Saigon Coffee Roastery
Saigon Coffee Roastery is exactly what it sounds like, with a catalogue of small-batch, mostly Vietnamese coffee on offer. Vo Phap founded the company in response to the ubiquity of low-quality Phin coffee in his city, the worst of which is made up partly by fillers like soy and cornmeal—lax government regulation and low consumer standards allows for this noncoffee to pass, provided it’s served with enough sugar. Phap was influenced by the design of Italian espresso bars, and in little less than a year has carved out his own interpretation from a space above what was once an arcade and market. He doesn’t see the other new roasteries popping up in HCMC as competition, but as evidence that real Vietnamese coffee is on its way toward a decade of positive growth.
Shin Coffee began as an idea five years ago, and after breaking ground in 2015 it already has two outposts in downtown HCMC, just a five-minute walk from each other. The newer of the spaces is also the larger, occupying three stories in a building across the street and around the corner from some of the city’s busiest hotels. The intent here is to draw on a rapidly expanding base of foreign tourists; Shin wants to make sure it’s the first experience a visitor has with Vietnamese coffee. And although the spaces are relatively new, Shin’s founder, Nguyen Huu Long, isn’t new to the industry. He took his first job in coffee at a cafe in town as an 18-year-old, and has spent years bouncing between Vietnam and Japan, where he steeped in the coffee culture while working in cafes and as a translator. Now the plan is to pass on some of that knowledge: the newer Shin’s third floor is undergoing renovations that will transform it into a full-blown coffee training center, not unlike at Bosgaurus. Its wall is emblazoned with a coffee-variety family tree, its laminate branches catching light as they extend.
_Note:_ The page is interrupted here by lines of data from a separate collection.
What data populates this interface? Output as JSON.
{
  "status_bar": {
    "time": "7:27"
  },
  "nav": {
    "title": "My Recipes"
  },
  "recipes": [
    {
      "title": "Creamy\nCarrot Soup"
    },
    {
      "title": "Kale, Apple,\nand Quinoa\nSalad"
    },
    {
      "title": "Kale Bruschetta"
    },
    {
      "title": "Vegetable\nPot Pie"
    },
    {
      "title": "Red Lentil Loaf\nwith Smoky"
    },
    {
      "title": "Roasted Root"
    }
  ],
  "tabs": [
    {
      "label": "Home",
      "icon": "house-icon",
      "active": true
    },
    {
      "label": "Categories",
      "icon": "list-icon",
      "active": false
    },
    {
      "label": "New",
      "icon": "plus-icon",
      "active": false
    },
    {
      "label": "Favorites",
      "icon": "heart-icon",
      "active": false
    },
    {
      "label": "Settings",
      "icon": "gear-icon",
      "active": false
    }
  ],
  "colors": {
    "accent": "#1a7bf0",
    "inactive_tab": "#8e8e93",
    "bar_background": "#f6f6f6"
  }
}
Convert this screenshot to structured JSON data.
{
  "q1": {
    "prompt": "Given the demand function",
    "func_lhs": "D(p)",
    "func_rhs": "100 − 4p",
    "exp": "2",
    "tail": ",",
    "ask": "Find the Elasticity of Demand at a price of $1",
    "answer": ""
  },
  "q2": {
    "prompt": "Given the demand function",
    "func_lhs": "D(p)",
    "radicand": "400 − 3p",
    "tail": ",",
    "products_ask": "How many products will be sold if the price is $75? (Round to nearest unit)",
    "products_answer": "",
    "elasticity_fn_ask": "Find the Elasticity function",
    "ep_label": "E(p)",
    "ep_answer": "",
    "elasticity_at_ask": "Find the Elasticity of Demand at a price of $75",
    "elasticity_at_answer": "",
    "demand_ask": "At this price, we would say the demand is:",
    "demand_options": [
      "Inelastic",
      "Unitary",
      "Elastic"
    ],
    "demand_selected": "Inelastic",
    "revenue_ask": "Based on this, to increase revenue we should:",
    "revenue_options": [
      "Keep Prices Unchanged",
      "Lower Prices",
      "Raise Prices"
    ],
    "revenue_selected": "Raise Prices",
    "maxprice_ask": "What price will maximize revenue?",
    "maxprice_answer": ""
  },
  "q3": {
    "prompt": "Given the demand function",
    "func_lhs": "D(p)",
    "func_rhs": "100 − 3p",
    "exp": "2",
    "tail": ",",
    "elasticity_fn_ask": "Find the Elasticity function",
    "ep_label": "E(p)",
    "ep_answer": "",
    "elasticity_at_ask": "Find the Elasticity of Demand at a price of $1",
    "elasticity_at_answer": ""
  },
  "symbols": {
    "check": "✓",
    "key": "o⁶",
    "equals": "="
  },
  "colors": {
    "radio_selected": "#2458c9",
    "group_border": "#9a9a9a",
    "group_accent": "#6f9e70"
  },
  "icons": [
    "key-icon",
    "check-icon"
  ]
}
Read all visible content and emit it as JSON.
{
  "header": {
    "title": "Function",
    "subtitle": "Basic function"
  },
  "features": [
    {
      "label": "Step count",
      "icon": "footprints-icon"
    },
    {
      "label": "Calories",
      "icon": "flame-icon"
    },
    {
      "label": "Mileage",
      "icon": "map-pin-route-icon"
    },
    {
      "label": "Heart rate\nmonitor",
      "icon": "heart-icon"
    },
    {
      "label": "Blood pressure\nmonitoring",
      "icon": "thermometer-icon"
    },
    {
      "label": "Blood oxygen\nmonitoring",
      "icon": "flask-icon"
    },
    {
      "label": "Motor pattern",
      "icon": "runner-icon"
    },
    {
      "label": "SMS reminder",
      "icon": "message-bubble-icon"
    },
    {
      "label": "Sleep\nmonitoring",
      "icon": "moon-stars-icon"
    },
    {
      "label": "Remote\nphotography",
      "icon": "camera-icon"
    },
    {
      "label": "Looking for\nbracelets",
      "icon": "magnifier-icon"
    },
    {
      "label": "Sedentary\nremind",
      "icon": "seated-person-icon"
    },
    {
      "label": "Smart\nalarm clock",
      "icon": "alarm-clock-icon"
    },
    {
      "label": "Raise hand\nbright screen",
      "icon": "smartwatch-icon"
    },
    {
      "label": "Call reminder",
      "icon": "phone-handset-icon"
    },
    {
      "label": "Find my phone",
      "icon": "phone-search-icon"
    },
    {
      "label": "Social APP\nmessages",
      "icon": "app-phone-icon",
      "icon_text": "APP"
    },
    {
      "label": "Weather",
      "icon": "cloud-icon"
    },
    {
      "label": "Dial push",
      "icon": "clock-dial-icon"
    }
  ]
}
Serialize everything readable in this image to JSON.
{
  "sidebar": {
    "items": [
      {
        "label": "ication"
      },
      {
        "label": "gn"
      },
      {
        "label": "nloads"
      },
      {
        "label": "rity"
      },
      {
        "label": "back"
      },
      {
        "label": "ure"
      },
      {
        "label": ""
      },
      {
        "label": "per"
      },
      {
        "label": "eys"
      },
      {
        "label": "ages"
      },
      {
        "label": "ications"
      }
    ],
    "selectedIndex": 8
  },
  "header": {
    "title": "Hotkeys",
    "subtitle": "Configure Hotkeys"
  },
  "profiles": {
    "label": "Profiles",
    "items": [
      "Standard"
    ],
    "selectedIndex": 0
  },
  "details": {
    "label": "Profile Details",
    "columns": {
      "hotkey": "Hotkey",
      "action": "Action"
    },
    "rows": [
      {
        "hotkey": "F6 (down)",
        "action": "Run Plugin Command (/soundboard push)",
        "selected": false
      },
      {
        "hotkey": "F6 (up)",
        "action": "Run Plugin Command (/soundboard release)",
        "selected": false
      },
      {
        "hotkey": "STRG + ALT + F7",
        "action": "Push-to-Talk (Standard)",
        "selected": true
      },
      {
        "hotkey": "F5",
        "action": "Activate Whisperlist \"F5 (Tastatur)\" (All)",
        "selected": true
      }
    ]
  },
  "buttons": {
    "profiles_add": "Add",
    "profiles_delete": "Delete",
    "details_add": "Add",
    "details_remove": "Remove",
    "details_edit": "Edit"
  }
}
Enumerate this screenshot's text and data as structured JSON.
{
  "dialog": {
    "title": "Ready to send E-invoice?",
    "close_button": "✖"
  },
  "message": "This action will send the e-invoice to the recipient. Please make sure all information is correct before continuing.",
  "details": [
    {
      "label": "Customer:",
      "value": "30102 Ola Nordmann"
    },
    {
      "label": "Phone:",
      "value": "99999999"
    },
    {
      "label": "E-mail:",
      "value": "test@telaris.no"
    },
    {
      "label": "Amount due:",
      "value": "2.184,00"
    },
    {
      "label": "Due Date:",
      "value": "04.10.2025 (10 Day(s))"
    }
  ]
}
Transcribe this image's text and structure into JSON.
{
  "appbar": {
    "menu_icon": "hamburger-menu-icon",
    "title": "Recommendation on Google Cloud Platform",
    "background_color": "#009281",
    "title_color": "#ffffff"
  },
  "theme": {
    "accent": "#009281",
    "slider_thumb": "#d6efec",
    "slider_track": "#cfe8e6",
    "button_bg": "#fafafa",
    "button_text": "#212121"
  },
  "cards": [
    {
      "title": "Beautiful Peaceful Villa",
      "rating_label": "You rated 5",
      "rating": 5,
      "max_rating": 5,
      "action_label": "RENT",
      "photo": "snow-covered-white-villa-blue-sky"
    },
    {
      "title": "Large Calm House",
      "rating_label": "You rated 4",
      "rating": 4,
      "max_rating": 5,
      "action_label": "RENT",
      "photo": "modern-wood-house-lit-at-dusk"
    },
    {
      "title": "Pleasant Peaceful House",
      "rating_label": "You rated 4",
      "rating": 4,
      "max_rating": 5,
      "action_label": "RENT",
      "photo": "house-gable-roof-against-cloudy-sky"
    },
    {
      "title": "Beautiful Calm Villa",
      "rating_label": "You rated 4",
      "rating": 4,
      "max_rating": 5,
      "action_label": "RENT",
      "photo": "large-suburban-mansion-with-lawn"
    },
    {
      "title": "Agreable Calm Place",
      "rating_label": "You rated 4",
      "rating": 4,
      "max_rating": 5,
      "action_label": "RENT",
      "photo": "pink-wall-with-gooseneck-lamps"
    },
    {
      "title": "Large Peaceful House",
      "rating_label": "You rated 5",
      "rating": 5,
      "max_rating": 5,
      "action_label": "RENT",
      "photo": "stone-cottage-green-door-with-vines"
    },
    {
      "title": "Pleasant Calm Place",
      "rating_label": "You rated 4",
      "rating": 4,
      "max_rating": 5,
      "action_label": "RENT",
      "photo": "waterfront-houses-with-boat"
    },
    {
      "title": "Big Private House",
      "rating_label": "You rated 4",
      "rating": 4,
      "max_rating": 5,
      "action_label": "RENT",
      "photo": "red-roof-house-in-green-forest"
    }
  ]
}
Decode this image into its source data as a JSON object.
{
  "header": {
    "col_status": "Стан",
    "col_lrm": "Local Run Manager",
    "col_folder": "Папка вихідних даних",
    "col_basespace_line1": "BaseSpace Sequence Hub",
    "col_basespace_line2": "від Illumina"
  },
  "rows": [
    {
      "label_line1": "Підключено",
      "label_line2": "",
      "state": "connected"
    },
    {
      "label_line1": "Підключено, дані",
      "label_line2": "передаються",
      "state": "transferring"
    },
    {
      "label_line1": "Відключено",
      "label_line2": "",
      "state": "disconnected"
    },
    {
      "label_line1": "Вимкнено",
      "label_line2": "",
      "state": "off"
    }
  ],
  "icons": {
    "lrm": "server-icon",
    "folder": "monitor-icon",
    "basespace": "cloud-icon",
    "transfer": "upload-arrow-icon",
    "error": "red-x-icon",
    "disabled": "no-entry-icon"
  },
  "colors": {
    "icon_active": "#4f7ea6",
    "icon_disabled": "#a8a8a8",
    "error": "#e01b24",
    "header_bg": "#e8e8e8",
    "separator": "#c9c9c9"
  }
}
Michael Light (@MichaelPLight) has written previously for GOOD Magazine and Wag’s Revue. Read more Michael Light on Sprudge.